220 years in the making
The roots of Duke & Parr go all the way back to the late 17th century when Liverpool’s maritime economy was growing so much the city constructed the world’s first commercial wet dock.
The dock symbolised the start of the new boom and Ropeworks was at the forefront of this boom due to its proximity.
A new street pattern was laid out following the line of the agricultural tracks, starting with Hanover Street, followed by Duke Street. Many of the supporting maritime industries occupied the area including the roperies from where the area’s name is derived.
Inspired by the story so far, the building has been refined to deliver for the businesses of tomorrow – taken the original features and enhancing it with 21st century technology bridging the two sides of the building together plus the basement discovery.
News & Nature
105 Duke Street was built in 1800 as the Union Newsroom, named after the Union of England and Ireland. When it was built the Union Newsroom stood in the centre of the aristocratic region of trade. The London morning papers arrived early the following morning and likewise the evening papers. It became a daily routine for the select circle living in the nearby grand townhouses of Duke Street to stop off on their way in and out of town.

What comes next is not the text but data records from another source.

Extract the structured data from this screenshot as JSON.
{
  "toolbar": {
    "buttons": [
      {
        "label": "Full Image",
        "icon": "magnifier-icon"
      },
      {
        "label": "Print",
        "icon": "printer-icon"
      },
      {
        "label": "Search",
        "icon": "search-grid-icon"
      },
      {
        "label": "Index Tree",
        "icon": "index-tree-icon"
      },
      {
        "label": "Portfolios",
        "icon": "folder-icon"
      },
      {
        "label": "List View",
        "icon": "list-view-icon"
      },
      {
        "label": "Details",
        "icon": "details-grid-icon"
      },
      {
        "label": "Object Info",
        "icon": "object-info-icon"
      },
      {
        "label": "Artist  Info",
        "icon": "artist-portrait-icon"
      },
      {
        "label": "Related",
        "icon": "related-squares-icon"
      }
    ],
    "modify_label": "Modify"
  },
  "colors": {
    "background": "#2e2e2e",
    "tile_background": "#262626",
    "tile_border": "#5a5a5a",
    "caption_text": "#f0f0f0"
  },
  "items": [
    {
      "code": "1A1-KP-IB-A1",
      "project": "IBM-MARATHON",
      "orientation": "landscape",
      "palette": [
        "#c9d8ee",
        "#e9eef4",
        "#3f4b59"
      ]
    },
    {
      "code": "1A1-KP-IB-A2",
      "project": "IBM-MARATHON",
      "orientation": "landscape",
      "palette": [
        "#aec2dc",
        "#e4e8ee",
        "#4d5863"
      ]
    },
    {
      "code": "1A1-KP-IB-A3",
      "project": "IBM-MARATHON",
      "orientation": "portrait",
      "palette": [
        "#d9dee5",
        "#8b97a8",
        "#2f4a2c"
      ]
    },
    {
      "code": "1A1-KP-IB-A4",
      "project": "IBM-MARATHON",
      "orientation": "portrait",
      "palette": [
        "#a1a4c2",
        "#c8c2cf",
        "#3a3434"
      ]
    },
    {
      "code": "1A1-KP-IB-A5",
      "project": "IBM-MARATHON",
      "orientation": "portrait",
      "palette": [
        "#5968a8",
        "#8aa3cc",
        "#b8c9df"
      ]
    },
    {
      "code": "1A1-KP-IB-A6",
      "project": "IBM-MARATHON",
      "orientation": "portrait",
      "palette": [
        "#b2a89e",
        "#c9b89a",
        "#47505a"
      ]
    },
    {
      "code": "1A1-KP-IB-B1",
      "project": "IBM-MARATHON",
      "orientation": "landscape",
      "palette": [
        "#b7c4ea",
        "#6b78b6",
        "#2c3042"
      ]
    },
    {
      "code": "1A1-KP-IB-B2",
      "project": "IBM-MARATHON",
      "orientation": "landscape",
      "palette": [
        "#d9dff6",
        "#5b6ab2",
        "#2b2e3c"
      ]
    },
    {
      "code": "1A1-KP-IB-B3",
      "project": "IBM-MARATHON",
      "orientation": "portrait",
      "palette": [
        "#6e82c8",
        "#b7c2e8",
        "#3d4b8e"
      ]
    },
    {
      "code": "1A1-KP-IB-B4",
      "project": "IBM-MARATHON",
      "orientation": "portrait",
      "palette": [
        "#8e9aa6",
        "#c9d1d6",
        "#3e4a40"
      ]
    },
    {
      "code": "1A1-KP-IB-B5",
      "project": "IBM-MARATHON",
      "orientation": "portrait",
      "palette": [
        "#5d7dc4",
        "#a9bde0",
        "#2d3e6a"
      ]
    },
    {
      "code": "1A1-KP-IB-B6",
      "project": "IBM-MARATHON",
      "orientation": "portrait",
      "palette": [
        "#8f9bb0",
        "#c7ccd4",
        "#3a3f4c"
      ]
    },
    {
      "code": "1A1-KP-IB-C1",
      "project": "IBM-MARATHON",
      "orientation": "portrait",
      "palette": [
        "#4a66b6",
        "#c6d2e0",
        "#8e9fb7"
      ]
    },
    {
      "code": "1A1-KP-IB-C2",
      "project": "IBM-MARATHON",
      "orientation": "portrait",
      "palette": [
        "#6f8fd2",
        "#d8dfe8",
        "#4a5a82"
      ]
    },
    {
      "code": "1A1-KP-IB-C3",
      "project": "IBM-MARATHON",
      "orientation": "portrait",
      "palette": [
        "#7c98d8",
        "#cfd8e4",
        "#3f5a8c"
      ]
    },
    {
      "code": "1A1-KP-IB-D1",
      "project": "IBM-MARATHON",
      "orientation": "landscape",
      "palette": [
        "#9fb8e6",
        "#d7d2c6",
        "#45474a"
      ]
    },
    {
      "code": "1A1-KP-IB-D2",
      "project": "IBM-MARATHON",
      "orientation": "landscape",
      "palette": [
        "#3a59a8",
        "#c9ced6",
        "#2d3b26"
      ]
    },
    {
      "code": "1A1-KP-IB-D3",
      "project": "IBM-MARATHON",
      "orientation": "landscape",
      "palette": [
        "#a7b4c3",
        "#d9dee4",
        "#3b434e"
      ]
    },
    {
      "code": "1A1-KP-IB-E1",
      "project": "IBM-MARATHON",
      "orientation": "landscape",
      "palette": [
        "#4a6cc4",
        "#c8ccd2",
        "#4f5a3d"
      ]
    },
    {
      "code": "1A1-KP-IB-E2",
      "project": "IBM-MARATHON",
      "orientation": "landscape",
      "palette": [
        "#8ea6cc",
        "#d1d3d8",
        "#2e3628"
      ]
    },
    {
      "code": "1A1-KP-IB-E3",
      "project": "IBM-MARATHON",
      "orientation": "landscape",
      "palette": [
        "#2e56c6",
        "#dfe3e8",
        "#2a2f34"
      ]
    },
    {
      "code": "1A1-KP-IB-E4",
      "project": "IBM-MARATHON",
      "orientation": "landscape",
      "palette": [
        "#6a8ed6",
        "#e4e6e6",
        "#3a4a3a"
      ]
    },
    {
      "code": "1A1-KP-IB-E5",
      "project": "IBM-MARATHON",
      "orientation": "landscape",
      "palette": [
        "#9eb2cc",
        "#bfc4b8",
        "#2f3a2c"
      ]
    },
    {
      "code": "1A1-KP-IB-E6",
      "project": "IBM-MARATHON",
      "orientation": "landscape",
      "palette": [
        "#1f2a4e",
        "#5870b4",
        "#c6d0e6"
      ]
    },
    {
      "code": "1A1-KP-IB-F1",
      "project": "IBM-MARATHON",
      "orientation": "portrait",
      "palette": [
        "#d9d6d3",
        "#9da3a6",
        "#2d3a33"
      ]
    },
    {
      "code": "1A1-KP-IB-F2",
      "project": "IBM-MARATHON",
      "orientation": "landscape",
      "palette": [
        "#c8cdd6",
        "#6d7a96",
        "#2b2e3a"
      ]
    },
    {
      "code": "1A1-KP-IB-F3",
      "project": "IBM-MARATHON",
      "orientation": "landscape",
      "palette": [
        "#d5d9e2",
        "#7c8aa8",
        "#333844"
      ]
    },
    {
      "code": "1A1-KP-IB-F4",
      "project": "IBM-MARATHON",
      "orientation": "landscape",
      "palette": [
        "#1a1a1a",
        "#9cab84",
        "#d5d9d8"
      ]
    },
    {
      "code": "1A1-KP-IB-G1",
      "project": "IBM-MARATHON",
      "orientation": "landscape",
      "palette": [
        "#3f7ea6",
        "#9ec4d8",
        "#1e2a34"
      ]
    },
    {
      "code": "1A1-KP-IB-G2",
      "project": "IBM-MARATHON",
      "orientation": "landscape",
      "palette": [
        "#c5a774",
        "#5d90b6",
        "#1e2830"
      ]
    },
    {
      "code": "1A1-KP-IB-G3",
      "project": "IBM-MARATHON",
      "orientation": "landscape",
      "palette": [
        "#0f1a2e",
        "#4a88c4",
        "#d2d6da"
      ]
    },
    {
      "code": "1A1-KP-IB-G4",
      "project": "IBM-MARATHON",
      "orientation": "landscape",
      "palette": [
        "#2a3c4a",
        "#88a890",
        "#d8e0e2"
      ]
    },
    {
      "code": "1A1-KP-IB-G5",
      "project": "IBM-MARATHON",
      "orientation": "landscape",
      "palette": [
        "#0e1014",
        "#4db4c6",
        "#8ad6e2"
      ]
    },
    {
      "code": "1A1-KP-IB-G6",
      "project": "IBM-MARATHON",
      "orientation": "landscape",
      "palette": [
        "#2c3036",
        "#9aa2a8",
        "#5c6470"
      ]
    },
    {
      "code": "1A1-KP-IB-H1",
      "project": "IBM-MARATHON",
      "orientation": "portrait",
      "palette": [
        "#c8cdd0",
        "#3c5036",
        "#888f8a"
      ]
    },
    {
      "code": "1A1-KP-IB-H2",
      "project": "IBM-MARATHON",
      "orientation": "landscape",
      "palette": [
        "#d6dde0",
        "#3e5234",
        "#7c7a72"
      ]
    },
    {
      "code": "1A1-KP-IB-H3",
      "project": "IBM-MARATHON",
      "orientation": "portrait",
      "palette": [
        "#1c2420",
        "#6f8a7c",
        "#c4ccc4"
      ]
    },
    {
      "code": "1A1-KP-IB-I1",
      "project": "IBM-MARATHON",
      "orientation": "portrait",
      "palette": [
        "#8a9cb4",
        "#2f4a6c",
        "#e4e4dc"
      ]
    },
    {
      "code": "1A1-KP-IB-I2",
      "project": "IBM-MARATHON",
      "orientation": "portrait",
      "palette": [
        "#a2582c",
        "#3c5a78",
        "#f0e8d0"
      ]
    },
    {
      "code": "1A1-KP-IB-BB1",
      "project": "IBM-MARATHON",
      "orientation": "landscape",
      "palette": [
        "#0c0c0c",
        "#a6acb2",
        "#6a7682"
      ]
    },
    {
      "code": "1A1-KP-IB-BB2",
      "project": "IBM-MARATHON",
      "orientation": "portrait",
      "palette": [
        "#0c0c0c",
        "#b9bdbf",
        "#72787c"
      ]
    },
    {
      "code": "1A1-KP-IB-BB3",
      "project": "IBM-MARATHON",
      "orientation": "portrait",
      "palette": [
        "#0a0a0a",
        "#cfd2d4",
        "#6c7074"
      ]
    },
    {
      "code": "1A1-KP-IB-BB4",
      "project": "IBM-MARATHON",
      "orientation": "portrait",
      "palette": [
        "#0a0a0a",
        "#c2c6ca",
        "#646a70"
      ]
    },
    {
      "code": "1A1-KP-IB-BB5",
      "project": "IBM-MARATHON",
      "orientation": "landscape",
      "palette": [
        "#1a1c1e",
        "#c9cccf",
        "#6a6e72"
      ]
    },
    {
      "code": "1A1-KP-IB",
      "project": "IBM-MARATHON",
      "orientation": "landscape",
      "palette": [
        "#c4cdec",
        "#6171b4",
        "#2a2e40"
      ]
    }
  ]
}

In 1852 the building was sold and then occupied by the recently established Free Public Library and Museum. The brick extension to the rear was built to house the magnificent natural history collections of the 13th Earl of Derby, which eventually became the basis of the Liverpool Museum on William Brown Street.
More recently, 105 Duke Street housed one of Liverpool’s oldest shipping companies, Bibby. Like many buildings of this era its interior was ‘modernised’ with partition walls and suspended ceilings masking the old architecture.
Our renovation strips back the extra layers to expose and celebrate its natural beauty. For the first time in years the building will share some of its hidden features with the world.
Liverpool's first public library
Crafted floor brace detail
Original arch and ionic columns